Shug has both feminine and masculine characteristics, she in between the lines of what is expected from a woman and what a woman desires. Shug introduces Celie to a world of freedom, bravery, and happiness. Celie becomes more aware of her sexuality and attraction towards Shug. Shug also inspires Celie to sew pants not only for men but for women too; they grow into having a more than a “friend” relationship.

girls
Childhood of Celie and Sofia

Shug makes Celie aware of God, she describes God as “it” and is everywhere around us including the “color purple field”. The God that Celie prays to and writes letters to is right beside her. When she realises that God is actually in every aspect of her life just like how nature surrounds her, she begins to refer God as Dear Stars, Sky. Trees, Everything. Her image of God transforms from a white male figure that the white race describes Him as to a loving Mother Nature which Shug shows to Celie.

 

The gender conflicts experienced in society can only be explained through social relations. How men and women treat one another socially becomes their everyday routine and it is up to individuals to act to according to how they feel what may be right or normal. Overall race plays a role in the social environment; one is treated differently based on their race which impacts their social interaction towards others. Miss Millie (the mayor’s wife) takes advantage of Sofia by mistreating her and putting her in prison, she then later becomes her maid. Sofia had a stable financial status with her boyfriend and could not tolerate the unfairness of the white race, but Miss Millie could still take away everything away from her because she is white and represents the male domination.

In the black culture even the different shades of colour, makes people treat them differently. Mr._’s father disapproves of Shug, simply because is considered as “black as tar”. On the other hand, Squeak, which is Harpo’s girlfriend, is more pride in her lighter complexion. She discovers she is related to Bubber Hodges, her uncle (a white man). This explains her lighter complexion that the black community finds pleasant especially to men. When she goes over to Hodges to help Sofia with her time in jail, she is raped by her own family member. Squeak is still considered weak, vulnerable and insecure even though she has a white relation. The authority seems to only belong to men and this shows a cycle of abusive men whether black or white. (Pi-Li Hsiao, 2008).

Sources:

Pi-Li Hsiao. (2008). Language, Gender, And Power in the Color Purple. Available: http://www.scribd.com/doc/213193066/Language-Gender-And-Power-in-the-Color-Purple#scribd

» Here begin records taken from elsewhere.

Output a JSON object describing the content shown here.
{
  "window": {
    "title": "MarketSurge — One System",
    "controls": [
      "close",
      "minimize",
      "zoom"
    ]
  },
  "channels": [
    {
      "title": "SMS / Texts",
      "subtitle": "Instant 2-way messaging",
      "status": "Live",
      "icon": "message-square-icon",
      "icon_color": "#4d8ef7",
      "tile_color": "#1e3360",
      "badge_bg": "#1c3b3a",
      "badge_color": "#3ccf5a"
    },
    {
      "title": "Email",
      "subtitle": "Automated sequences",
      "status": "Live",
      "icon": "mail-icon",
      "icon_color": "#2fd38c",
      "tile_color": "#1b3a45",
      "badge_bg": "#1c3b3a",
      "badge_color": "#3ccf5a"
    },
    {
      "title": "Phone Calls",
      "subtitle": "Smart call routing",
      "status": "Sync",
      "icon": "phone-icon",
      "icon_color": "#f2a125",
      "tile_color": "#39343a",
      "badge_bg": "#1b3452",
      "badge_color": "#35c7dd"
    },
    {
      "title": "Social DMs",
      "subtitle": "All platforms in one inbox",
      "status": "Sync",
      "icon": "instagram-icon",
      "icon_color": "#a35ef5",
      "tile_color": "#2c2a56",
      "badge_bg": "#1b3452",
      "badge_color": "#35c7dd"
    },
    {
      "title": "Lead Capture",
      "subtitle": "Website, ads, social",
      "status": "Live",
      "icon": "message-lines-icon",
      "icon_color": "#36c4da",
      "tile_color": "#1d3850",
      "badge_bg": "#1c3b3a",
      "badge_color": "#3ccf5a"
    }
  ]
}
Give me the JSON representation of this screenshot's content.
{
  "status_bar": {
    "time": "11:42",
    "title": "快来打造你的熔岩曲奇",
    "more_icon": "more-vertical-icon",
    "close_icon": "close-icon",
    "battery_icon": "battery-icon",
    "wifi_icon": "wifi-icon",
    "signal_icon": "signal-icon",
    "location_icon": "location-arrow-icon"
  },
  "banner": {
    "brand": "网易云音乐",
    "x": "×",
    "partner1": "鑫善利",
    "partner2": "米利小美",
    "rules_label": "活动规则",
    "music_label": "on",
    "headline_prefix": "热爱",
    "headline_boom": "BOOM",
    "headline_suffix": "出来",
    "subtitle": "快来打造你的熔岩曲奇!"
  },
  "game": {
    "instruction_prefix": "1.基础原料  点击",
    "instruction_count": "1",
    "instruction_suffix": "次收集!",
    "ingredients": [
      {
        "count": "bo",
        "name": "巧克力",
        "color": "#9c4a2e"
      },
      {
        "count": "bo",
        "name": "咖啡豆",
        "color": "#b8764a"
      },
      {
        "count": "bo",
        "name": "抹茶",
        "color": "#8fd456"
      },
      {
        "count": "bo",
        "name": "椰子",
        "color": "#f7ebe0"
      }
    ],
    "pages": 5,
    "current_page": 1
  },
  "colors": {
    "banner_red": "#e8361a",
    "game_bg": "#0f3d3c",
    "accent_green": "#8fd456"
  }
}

Ping & Jinling. (2006). The Color Purple and Alice Walker’s Female Consciousness. Available: http://en.genderstudy.cn/html/scholar/4686-0.htm